Carousing With The Metal Gods

Since DCC handles xp very differently from other OSR-style games, you have to expect that I'd handle carousing differently. Months ago, I tried to craft a carousing mini-game (Wastrels & Winos), but then realized that it was getting out of hand and never completed it. It really just felt way too complicated and, thereby, not really gameable. Now, the DCC rulebook suggests that 1 or 2 experience points should be the limit earned through the sorts of activities that I lump in as carousing (training, feasting, magical research, etc.), and this makes a lot of sense: since the entirety of xp in DCC comes from defeating challenges (rather than finding treasure), the expenditure of treasure should have a smaller effect in DCC. Further, with a "1 to 2" scale, this carousing xp is more of a "just that last little bit to push me over to level 2" sort of xp award rather than a "meat and potatoes" sort of one. Here's how I handle it: if the PC spends at least 100gp per level on carousing activities, he gets a point of xp. If he spends 1,000 gp per level on carousing activities, he gets two points of xp. That is all. We'll probably come up with a good story about it and what happens during the carousing, but that's the bare bones. Roll on my carousing table below if you decide to, if not, don't sweat it.

Novelties of Carousing
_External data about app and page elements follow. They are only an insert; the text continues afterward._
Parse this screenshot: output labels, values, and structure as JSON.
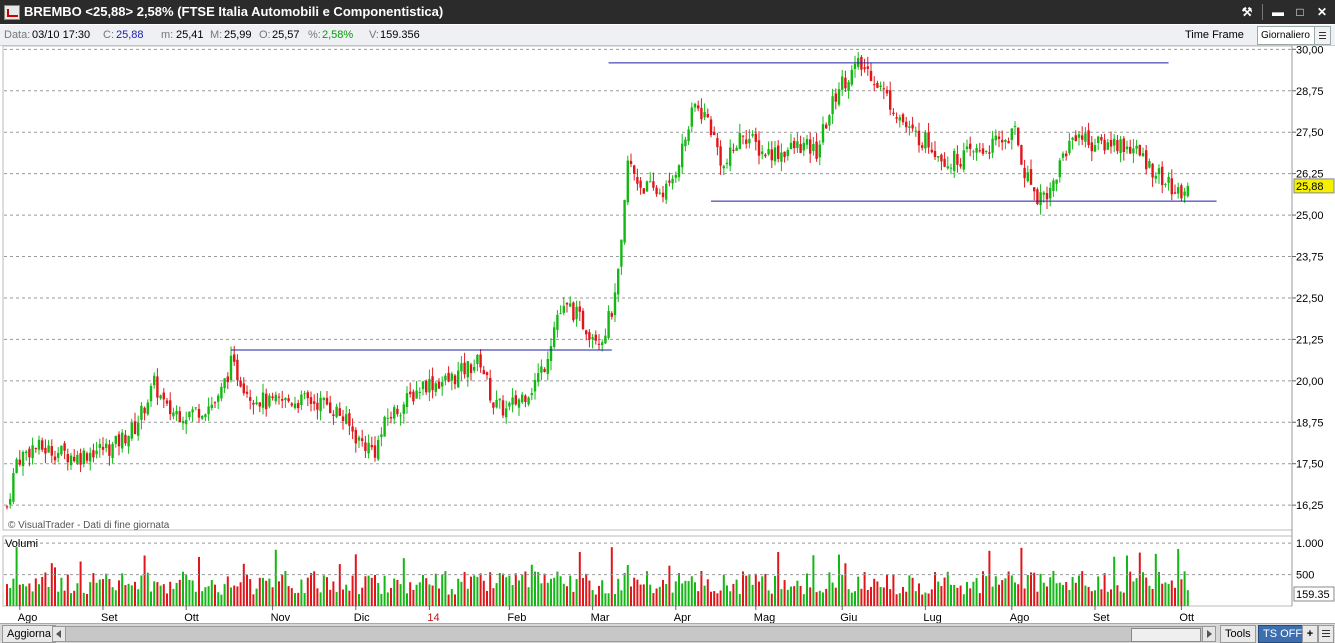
{
  "window": {
    "title": "BREMBO <25,88> 2,58%  (FTSE Italia Automobili e Componentistica)",
    "buttons": {
      "tools": "⚒",
      "minimize": "▬",
      "maximize": "□",
      "close": "✕"
    }
  },
  "infobar": {
    "date_label": "Data:",
    "date_value": "03/10 17:30",
    "close_label": "C:",
    "close_value": "25,88",
    "min_label": "m:",
    "min_value": "25,41",
    "max_label": "M:",
    "max_value": "25,99",
    "open_label": "O:",
    "open_value": "25,57",
    "pct_label": "%:",
    "pct_value": "2,58%",
    "vol_label": "V:",
    "vol_value": "159.356",
    "timeframe_label": "Time Frame",
    "timeframe_value": "Giornaliero"
  },
  "chart_data": [
    {
      "type": "candlestick",
      "ylim": [
        15.5,
        30.1
      ],
      "y_ticks": [
        "30,00",
        "28,75",
        "27,50",
        "26,25",
        "25,00",
        "23,75",
        "22,50",
        "21,25",
        "20,00",
        "18,75",
        "17,50",
        "16,25"
      ],
      "y_tick_values": [
        30.0,
        28.75,
        27.5,
        26.25,
        25.0,
        23.75,
        22.5,
        21.25,
        20.0,
        18.75,
        17.5,
        16.25
      ],
      "last_price_label": "25,88",
      "last_price": 25.88,
      "grid": true,
      "watermark": "© VisualTrader - Dati di fine giornata",
      "x_labels": [
        "Ago",
        "Set",
        "Ott",
        "Nov",
        "Dic",
        "14",
        "Feb",
        "Mar",
        "Apr",
        "Mag",
        "Giu",
        "Lug",
        "Ago",
        "Set",
        "Ott"
      ],
      "x_label_days": [
        4,
        30,
        56,
        83,
        109,
        132,
        157,
        183,
        209,
        234,
        261,
        287,
        314,
        340,
        367
      ],
      "guide_lines": [
        {
          "y": 20.93,
          "day_start": 70,
          "day_end": 189
        },
        {
          "y": 29.59,
          "day_start": 188,
          "day_end": 363
        },
        {
          "y": 25.42,
          "day_start": 220,
          "day_end": 378
        }
      ],
      "colors": {
        "up": "#14b814",
        "down": "#e0161b",
        "guide": "#1c1ca6"
      }
    },
    {
      "type": "bar",
      "title": "Volumi",
      "y_ticks": [
        "1.000",
        "500"
      ],
      "y_tick_values": [
        1000,
        500
      ],
      "last_volume_label": "159.35",
      "last_volume": 159.356
    }
  ],
  "footer": {
    "refresh_label": "Aggiorna",
    "tools_label": "Tools",
    "ts_label": "TS OFF",
    "plus_label": "+"
  }
}
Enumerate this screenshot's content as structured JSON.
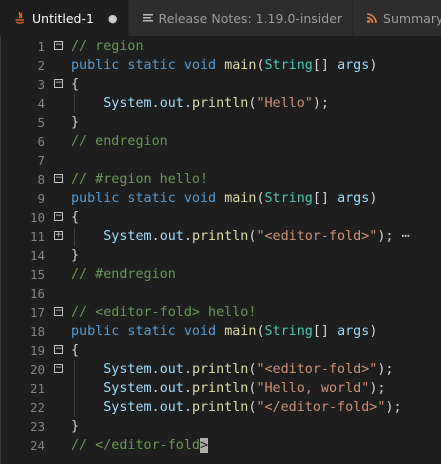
{
  "tabs": [
    {
      "label": "Untitled-1",
      "icon": "java-icon",
      "dirty": true,
      "active": true
    },
    {
      "label": "Release Notes: 1.19.0-insider",
      "icon": "document-lines-icon",
      "active": false
    },
    {
      "label": "Summary.x",
      "icon": "rss-icon",
      "active": false
    }
  ],
  "dirty_marker": "●",
  "colors": {
    "keyword": "#569cd6",
    "comment": "#6a9955",
    "type": "#4ec9b0",
    "function": "#dcdcaa",
    "variable": "#9cdcfe",
    "string": "#ce9178",
    "punct": "#d4d4d4"
  },
  "lines": [
    {
      "n": "1",
      "fold": "−",
      "tokens": [
        [
          "comment",
          "// region"
        ]
      ]
    },
    {
      "n": "2",
      "tokens": [
        [
          "keyword",
          "public static void "
        ],
        [
          "function",
          "main"
        ],
        [
          "punct",
          "("
        ],
        [
          "type",
          "String"
        ],
        [
          "punct",
          "[] "
        ],
        [
          "variable",
          "args"
        ],
        [
          "punct",
          ")"
        ]
      ]
    },
    {
      "n": "3",
      "fold": "−",
      "tokens": [
        [
          "punct",
          "{"
        ]
      ]
    },
    {
      "n": "4",
      "tokens": [
        [
          "punct",
          "    "
        ],
        [
          "variable",
          "System"
        ],
        [
          "punct",
          "."
        ],
        [
          "variable",
          "out"
        ],
        [
          "punct",
          "."
        ],
        [
          "function",
          "println"
        ],
        [
          "punct",
          "("
        ],
        [
          "string",
          "\"Hello\""
        ],
        [
          "punct",
          ");"
        ]
      ]
    },
    {
      "n": "5",
      "tokens": [
        [
          "punct",
          "}"
        ]
      ]
    },
    {
      "n": "6",
      "tokens": [
        [
          "comment",
          "// endregion"
        ]
      ]
    },
    {
      "n": "7",
      "tokens": []
    },
    {
      "n": "8",
      "fold": "−",
      "tokens": [
        [
          "comment",
          "// #region hello!"
        ]
      ]
    },
    {
      "n": "9",
      "tokens": [
        [
          "keyword",
          "public static void "
        ],
        [
          "function",
          "main"
        ],
        [
          "punct",
          "("
        ],
        [
          "type",
          "String"
        ],
        [
          "punct",
          "[] "
        ],
        [
          "variable",
          "args"
        ],
        [
          "punct",
          ")"
        ]
      ]
    },
    {
      "n": "10",
      "fold": "−",
      "tokens": [
        [
          "punct",
          "{"
        ]
      ]
    },
    {
      "n": "11",
      "fold": "+",
      "tokens": [
        [
          "punct",
          "    "
        ],
        [
          "variable",
          "System"
        ],
        [
          "punct",
          "."
        ],
        [
          "variable",
          "out"
        ],
        [
          "punct",
          "."
        ],
        [
          "function",
          "println"
        ],
        [
          "punct",
          "("
        ],
        [
          "string",
          "\"<editor-fold>\""
        ],
        [
          "punct",
          ");"
        ],
        [
          "ellipsis",
          " ⋯"
        ]
      ]
    },
    {
      "n": "14",
      "tokens": [
        [
          "punct",
          "}"
        ]
      ]
    },
    {
      "n": "15",
      "tokens": [
        [
          "comment",
          "// #endregion"
        ]
      ]
    },
    {
      "n": "16",
      "tokens": []
    },
    {
      "n": "17",
      "fold": "−",
      "tokens": [
        [
          "comment",
          "// <editor-fold> hello!"
        ]
      ]
    },
    {
      "n": "18",
      "tokens": [
        [
          "keyword",
          "public static void "
        ],
        [
          "function",
          "main"
        ],
        [
          "punct",
          "("
        ],
        [
          "type",
          "String"
        ],
        [
          "punct",
          "[] "
        ],
        [
          "variable",
          "args"
        ],
        [
          "punct",
          ")"
        ]
      ]
    },
    {
      "n": "19",
      "fold": "−",
      "tokens": [
        [
          "punct",
          "{"
        ]
      ]
    },
    {
      "n": "20",
      "fold": "−",
      "tokens": [
        [
          "punct",
          "    "
        ],
        [
          "variable",
          "System"
        ],
        [
          "punct",
          "."
        ],
        [
          "variable",
          "out"
        ],
        [
          "punct",
          "."
        ],
        [
          "function",
          "println"
        ],
        [
          "punct",
          "("
        ],
        [
          "string",
          "\"<editor-fold>\""
        ],
        [
          "punct",
          ");"
        ]
      ]
    },
    {
      "n": "21",
      "tokens": [
        [
          "punct",
          "    "
        ],
        [
          "variable",
          "System"
        ],
        [
          "punct",
          "."
        ],
        [
          "variable",
          "out"
        ],
        [
          "punct",
          "."
        ],
        [
          "function",
          "println"
        ],
        [
          "punct",
          "("
        ],
        [
          "string",
          "\"Hello, world\""
        ],
        [
          "punct",
          ");"
        ]
      ]
    },
    {
      "n": "22",
      "tokens": [
        [
          "punct",
          "    "
        ],
        [
          "variable",
          "System"
        ],
        [
          "punct",
          "."
        ],
        [
          "variable",
          "out"
        ],
        [
          "punct",
          "."
        ],
        [
          "function",
          "println"
        ],
        [
          "punct",
          "("
        ],
        [
          "string",
          "\"</editor-fold>\""
        ],
        [
          "punct",
          ");"
        ]
      ]
    },
    {
      "n": "23",
      "tokens": [
        [
          "punct",
          "}"
        ]
      ]
    },
    {
      "n": "24",
      "tokens": [
        [
          "comment",
          "// </editor-fold"
        ],
        [
          "cursor",
          ">"
        ]
      ]
    }
  ]
}
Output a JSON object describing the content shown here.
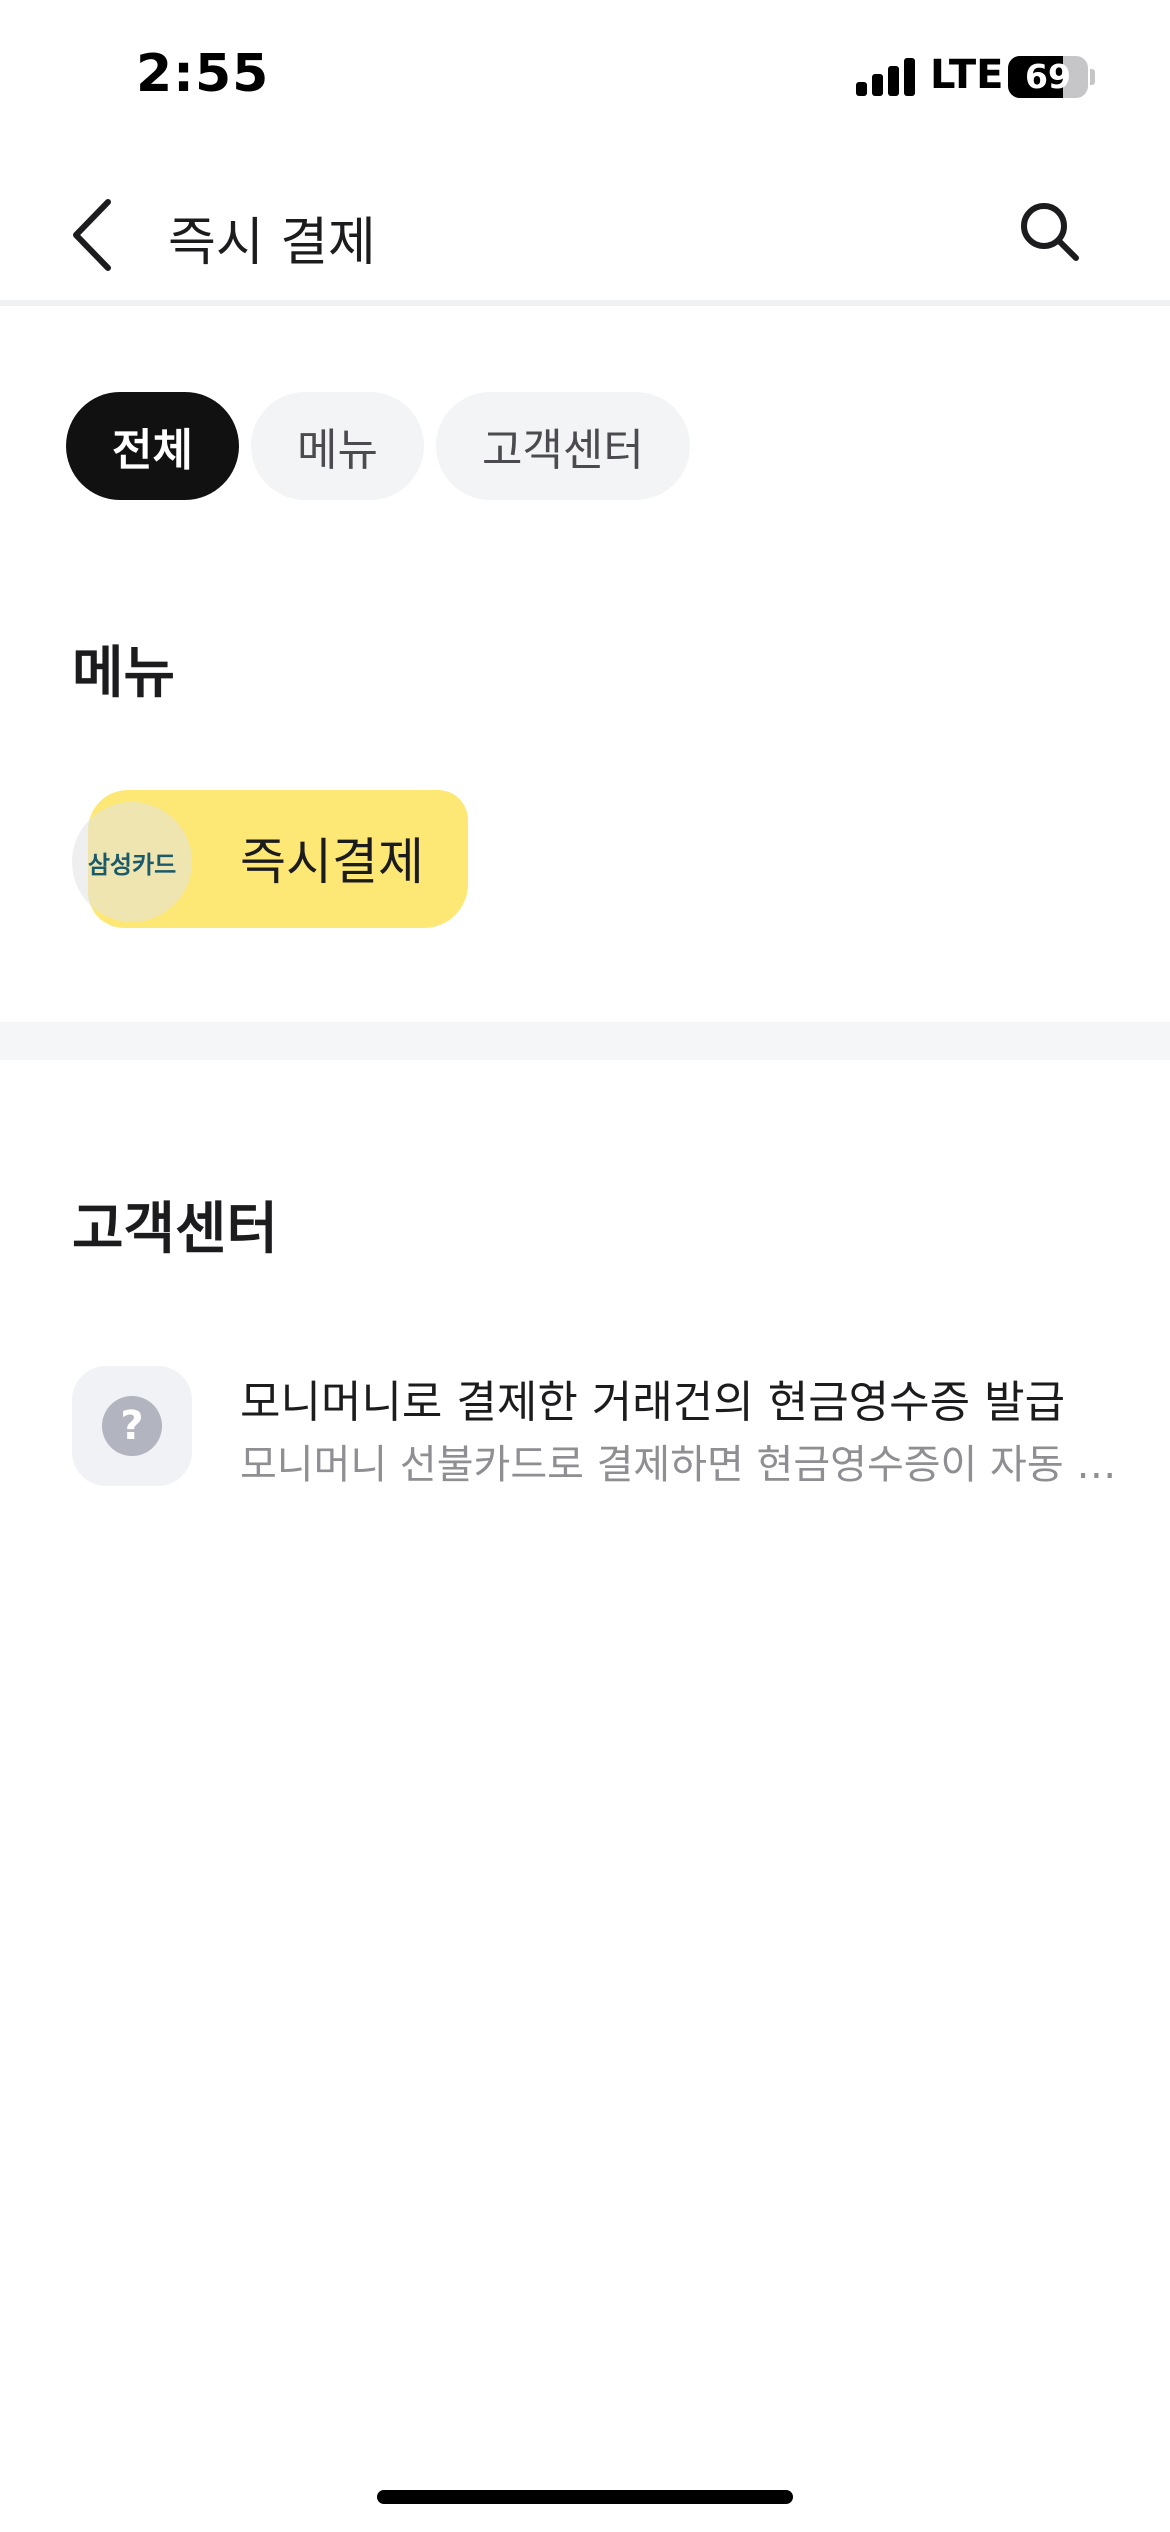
{
  "status_bar": {
    "time": "2:55",
    "network": "LTE",
    "battery_percent": "69",
    "battery_level": 0.69
  },
  "header": {
    "title": "즉시 결제",
    "back_icon": "chevron-left-icon",
    "search_icon": "search-icon"
  },
  "tabs": [
    {
      "label": "전체",
      "active": true
    },
    {
      "label": "메뉴",
      "active": false
    },
    {
      "label": "고객센터",
      "active": false
    }
  ],
  "menu_section": {
    "title": "메뉴",
    "items": [
      {
        "logo_text": "삼성카드",
        "label": "즉시결제"
      }
    ]
  },
  "support_section": {
    "title": "고객센터",
    "items": [
      {
        "icon": "question-icon",
        "title": "모니머니로 결제한 거래건의 현금영수증 발급",
        "subtitle": "모니머니 선불카드로 결제하면 현금영수증이 자동 발급됩니다"
      }
    ]
  },
  "colors": {
    "active_chip": "#111111",
    "inactive_chip": "#f3f4f6",
    "highlight": "#fde666",
    "secondary_text": "#8e8e93"
  }
}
What's the new thing you're exposed to during your carousing? Roll d11. (1 - 2) - A new idea. (3 - 4) - A new person. (5 - 6) - A new culture. (7 - 8) - A new place. (9 - 10) - A new fad/style/art form. (11) - A new religion. Things Get Better: The something new is beneficial for the PC (a new person is a friend or a high-placed contact, a new idea is a secret overheard or a lead on something great). Things Get Worse: The something new is a threat to the PC (a new person is a rival or enemy, the new religion is out to kill him for offending their god).